(Data records for software interfaces)
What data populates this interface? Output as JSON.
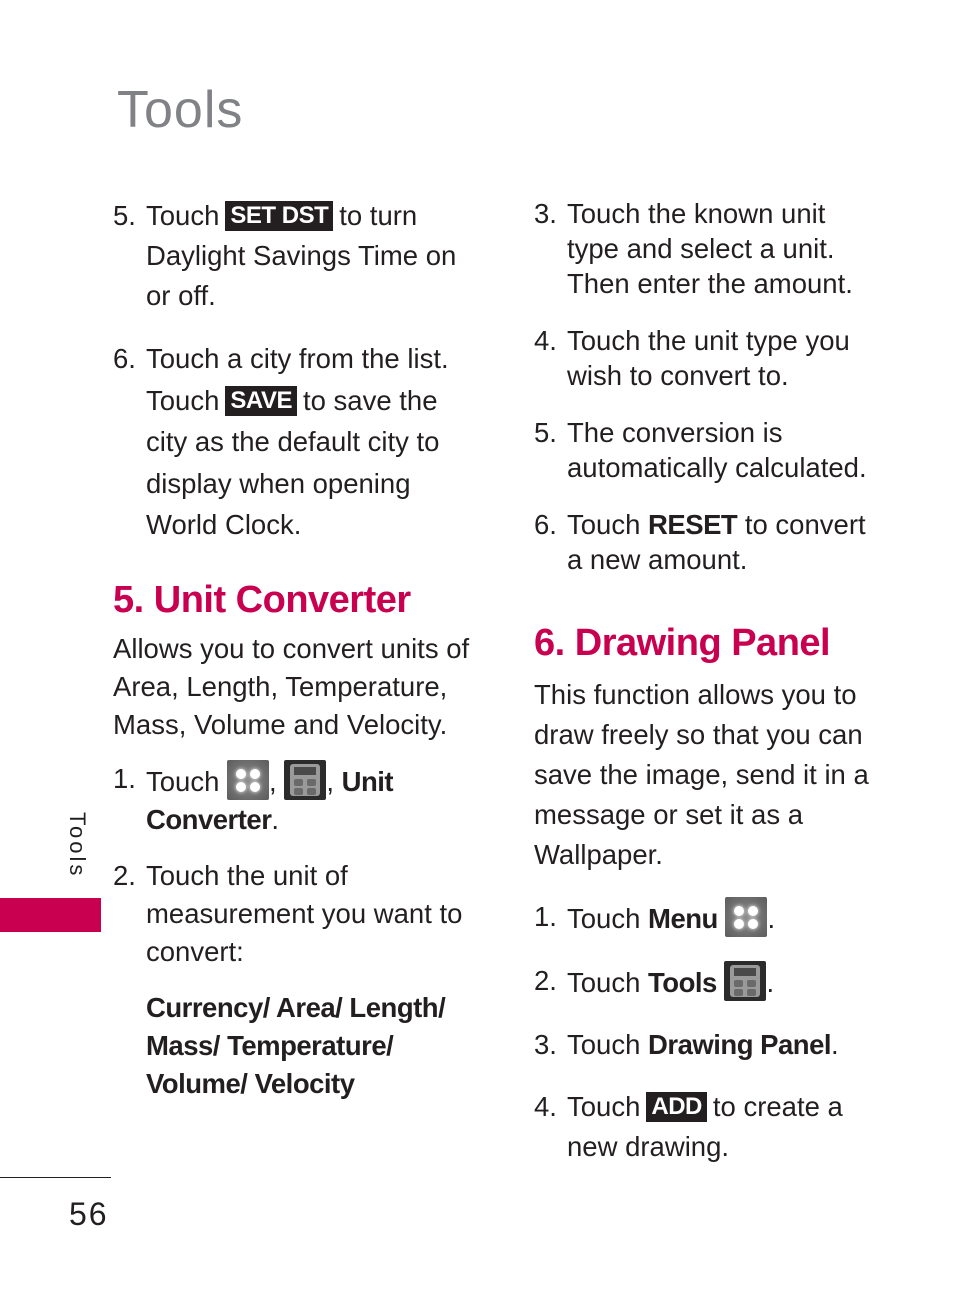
{
  "page": {
    "title": "Tools",
    "side_tab": "Tools",
    "page_number": "56",
    "accent_color": "#c8004f"
  },
  "left": {
    "step5": {
      "num": "5.",
      "pre": "Touch",
      "key": "SET DST",
      "post": "to turn Daylight Savings Time on or off."
    },
    "step6": {
      "num": "6.",
      "line1": "Touch a city from the list.",
      "pre": "Touch",
      "key": "SAVE",
      "post": "to save the city as the default city to display when opening World Clock."
    },
    "section": {
      "heading": "5. Unit Converter",
      "intro": "Allows you to convert units of Area, Length, Temperature, Mass, Volume and Velocity.",
      "steps": [
        {
          "num": "1.",
          "pre": "Touch",
          "icons": [
            "menu-icon",
            "tools-icon"
          ],
          "bold": "Unit Converter",
          "post": "."
        },
        {
          "num": "2.",
          "text": "Touch the unit of measurement you want to convert:"
        }
      ],
      "units": [
        "Currency/ Area/ Length/",
        "Mass/ Temperature/",
        "Volume/ Velocity"
      ]
    }
  },
  "right": {
    "steps": [
      {
        "num": "3.",
        "text": "Touch the known unit type and select a unit. Then enter the amount."
      },
      {
        "num": "4.",
        "text": "Touch the unit type you wish to convert to."
      },
      {
        "num": "5.",
        "text": "The conversion is automatically calculated."
      },
      {
        "num": "6.",
        "pre": "Touch",
        "bold": "RESET",
        "post": "to convert a new amount."
      }
    ],
    "section": {
      "heading": "6. Drawing Panel",
      "intro": "This function allows you to draw freely so that you can save the image, send it in a message or set it as a Wallpaper.",
      "steps": [
        {
          "num": "1.",
          "pre": "Touch",
          "bold": "Menu",
          "icon": "menu-icon",
          "post": "."
        },
        {
          "num": "2.",
          "pre": "Touch",
          "bold": "Tools",
          "icon": "tools-icon",
          "post": "."
        },
        {
          "num": "3.",
          "pre": "Touch",
          "bold": "Drawing Panel",
          "post": "."
        },
        {
          "num": "4.",
          "pre": "Touch",
          "key": "ADD",
          "post": "to create a new drawing."
        }
      ]
    }
  }
}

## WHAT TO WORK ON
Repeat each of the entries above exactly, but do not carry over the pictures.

## WRITTEN RESPONSE
What data populates this interface? Output as JSON.
{
  "page": {
    "title": "Tools",
    "side_tab": "Tools",
    "page_number": "56",
    "accent_color": "#c8004f"
  },
  "left": {
    "step5": {
      "num": "5.",
      "pre": "Touch",
      "key": "SET DST",
      "post": "to turn Daylight Savings Time on or off."
    },
    "step6": {
      "num": "6.",
      "line1": "Touch a city from the list.",
      "pre": "Touch",
      "key": "SAVE",
      "post": "to save the city as the default city to display when opening World Clock."
    },
    "section": {
      "heading": "5. Unit Converter",
      "intro": "Allows you to convert units of Area, Length, Temperature, Mass, Volume and Velocity.",
      "steps": [
        {
          "num": "1.",
          "pre": "Touch",
          "icons": [
            "menu-icon",
            "tools-icon"
          ],
          "bold": "Unit Converter",
          "post": "."
        },
        {
          "num": "2.",
          "text": "Touch the unit of measurement you want to convert:"
        }
      ],
      "units": [
        "Currency/ Area/ Length/",
        "Mass/ Temperature/",
        "Volume/ Velocity"
      ]
    }
  },
  "right": {
    "steps": [
      {
        "num": "3.",
        "text": "Touch the known unit type and select a unit. Then enter the amount."
      },
      {
        "num": "4.",
        "text": "Touch the unit type you wish to convert to."
      },
      {
        "num": "5.",
        "text": "The conversion is automatically calculated."
      },
      {
        "num": "6.",
        "pre": "Touch",
        "bold": "RESET",
        "post": "to convert a new amount."
      }
    ],
    "section": {
      "heading": "6. Drawing Panel",
      "intro": "This function allows you to draw freely so that you can save the image, send it in a message or set it as a Wallpaper.",
      "steps": [
        {
          "num": "1.",
          "pre": "Touch",
          "bold": "Menu",
          "icon": "menu-icon",
          "post": "."
        },
        {
          "num": "2.",
          "pre": "Touch",
          "bold": "Tools",
          "icon": "tools-icon",
          "post": "."
        },
        {
          "num": "3.",
          "pre": "Touch",
          "bold": "Drawing Panel",
          "post": "."
        },
        {
          "num": "4.",
          "pre": "Touch",
          "key": "ADD",
          "post": "to create a new drawing."
        }
      ]
    }
  }
}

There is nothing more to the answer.